This raises an interesting and important issue: what is the extent to which federal agencies such as the Corps are responsible for maintaining the current status of an endangered species for ongoing federal projects? In other words, it's clear that Florida believes that the endangered mussels are worse off under the RIOP than they were under prior Corps operations, but what if the Corps had not engaged in reservoir projects in the ACF Basin in the first place? No matter what the Corps did or not do in the past, the southeast and ACF Basin region would still be in the midst of a drought. But because the Corps chose to proceed with reservoir projects, is it obligated to maintain a level of water flow that resulted from their operations — a flow that almost certainly would not exist under normal drought conditions (i.e. a drought that would occur without the presence of federal reservoir projects)?
The question of how an endangered species would survive absent federal projects is a critical one. Whereas Florida's 60-day notice speaks of the dangers that accompany flows of around 5,000 cfs under the RIOP, one must ask whether the Corps is being threatened for ensuring a flow that would in any event be greater under drought conditions without federal projects. Benita M. Dodd and Harold Brown of the Georgia Public Policy Foundation offered further insight last November:
The Chattahoochee’s low flows were lower and more frequent in the first half of the 20th century, before Lake Lanier’s construction (1957). From 1900 to 2006, the number of days the Chattahoochee at West Point Georgia flowed at 600 cubic feet per second or less was 179. Of those days, 148, or 83 percent, were before 1960. There were 49 days in 1925, 43 in 1931 and 39 in 1954. And in fact, of the 85 days with 500 cfs or lower flow on record for West Point, all are before Lake Lanier was built.
Those were some dry years. Which begs the question: Just how did endangered Apalachicola oysters and mussels survive the droughts in the early 1900s, when no one was there to regulate the flow for them? Today the Corps, following the law, must release water from Lake Lanier to provide an adequate flow for mussels and sturgeon downstream – never mind that no one has quite ascertained just what equals adequate flow for the critters.

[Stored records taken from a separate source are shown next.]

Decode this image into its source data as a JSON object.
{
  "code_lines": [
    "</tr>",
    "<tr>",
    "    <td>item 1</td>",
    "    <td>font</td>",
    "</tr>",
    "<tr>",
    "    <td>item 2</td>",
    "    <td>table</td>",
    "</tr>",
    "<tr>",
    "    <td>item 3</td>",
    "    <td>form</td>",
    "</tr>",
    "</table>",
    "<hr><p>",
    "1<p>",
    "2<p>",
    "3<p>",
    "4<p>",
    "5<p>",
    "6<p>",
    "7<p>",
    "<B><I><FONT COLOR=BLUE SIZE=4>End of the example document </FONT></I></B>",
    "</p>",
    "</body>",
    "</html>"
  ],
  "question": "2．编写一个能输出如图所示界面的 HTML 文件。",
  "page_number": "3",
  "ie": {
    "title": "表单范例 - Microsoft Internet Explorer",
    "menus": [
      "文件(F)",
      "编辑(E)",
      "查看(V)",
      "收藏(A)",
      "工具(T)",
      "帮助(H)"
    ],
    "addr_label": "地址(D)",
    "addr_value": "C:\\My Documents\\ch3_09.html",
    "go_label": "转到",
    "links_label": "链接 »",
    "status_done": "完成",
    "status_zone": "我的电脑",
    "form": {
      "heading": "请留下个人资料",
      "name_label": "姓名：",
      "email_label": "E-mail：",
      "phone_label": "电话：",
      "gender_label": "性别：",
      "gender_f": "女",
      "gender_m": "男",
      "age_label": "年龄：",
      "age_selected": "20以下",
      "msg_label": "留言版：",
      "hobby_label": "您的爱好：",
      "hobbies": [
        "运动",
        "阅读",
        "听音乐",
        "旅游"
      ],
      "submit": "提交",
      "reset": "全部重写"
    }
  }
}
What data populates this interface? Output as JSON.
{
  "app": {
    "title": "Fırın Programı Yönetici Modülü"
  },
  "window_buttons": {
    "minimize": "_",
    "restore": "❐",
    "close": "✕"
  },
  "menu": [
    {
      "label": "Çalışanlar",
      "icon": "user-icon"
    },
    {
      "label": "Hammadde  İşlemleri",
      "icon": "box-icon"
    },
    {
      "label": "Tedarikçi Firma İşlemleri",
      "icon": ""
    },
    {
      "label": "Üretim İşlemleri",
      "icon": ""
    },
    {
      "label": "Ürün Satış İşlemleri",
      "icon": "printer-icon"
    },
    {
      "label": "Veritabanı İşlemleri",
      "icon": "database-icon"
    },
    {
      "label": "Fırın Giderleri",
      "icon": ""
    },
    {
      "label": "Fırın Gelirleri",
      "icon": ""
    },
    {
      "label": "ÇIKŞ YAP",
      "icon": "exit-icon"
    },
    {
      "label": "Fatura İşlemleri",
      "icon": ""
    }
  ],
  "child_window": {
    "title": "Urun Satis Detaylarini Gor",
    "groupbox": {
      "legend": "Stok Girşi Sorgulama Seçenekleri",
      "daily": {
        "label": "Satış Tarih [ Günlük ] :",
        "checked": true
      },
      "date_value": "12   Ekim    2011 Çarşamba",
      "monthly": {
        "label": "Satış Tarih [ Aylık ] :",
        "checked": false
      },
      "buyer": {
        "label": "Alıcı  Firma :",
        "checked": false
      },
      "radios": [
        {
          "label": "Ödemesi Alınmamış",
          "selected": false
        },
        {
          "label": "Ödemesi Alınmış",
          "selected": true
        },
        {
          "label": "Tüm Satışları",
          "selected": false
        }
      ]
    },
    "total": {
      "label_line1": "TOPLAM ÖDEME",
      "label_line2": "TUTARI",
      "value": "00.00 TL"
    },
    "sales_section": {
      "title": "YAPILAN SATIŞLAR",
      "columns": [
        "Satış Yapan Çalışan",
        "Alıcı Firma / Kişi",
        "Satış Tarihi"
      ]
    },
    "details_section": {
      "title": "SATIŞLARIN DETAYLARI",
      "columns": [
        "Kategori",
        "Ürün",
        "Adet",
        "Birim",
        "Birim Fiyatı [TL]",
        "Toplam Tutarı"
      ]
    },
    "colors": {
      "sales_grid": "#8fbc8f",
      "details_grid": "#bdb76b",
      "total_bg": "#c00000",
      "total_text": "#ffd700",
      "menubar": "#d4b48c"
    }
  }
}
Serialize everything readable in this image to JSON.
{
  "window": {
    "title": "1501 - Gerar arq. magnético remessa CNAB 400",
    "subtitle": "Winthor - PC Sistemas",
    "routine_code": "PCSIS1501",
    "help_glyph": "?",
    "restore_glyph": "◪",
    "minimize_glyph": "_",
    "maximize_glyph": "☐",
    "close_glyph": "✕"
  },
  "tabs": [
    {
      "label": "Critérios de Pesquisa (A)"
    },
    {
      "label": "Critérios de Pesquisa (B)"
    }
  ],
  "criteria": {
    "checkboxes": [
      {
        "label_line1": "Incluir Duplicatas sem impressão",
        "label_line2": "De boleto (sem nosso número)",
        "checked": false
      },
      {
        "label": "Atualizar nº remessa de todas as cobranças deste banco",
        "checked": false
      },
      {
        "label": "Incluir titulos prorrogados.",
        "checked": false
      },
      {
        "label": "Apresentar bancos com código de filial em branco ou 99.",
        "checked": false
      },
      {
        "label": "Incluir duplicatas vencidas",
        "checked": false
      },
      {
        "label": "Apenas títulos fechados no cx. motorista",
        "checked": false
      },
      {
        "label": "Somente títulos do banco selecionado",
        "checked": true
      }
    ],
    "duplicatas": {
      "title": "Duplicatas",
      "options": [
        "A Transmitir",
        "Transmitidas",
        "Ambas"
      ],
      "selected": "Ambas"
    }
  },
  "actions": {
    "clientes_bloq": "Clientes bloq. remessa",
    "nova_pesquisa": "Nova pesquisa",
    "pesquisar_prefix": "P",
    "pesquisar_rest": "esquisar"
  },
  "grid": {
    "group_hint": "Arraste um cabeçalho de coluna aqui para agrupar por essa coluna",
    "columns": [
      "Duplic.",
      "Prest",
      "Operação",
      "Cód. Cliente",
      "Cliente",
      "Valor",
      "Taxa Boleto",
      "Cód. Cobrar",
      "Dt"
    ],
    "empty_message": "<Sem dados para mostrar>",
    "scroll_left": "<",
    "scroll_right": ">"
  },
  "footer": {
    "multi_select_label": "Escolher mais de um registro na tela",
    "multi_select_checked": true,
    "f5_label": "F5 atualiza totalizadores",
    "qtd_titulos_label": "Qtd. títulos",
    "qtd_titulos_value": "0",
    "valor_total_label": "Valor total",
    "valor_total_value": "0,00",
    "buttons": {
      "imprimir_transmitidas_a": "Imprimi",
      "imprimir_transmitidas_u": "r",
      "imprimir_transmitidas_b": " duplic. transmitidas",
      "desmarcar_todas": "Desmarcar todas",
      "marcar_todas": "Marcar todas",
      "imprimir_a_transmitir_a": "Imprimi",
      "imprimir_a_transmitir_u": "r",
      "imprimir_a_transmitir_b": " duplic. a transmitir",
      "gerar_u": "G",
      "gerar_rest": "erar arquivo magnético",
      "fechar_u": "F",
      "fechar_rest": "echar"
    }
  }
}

Pacific Legal Foundation has previously raised the issue of an agency's responsibility to maintain beneficial conditions for an endangered species. In Pacific Coast Federation of Fisherman's Associations v. United States Bureau of Reclamation (decision available here), PLF argued that "so long as the amount of water flowing downstream of Iron Gate Dam is that which would flow if the Klamath Project were not in operation, then the Bureau's use of water previously stored for irrigation . . . cannot 'legally affect' [an endangered] species." In an unpublished opinion, however, the Ninth Circuit declined to address this argument at length.
Time will tell if the Corps plans on making a similar argument to the one advanced by PLF.
For more on this story, click on these links:
Gainesville Times article (GA Lt. Gov. calls Florida's actions "shocking")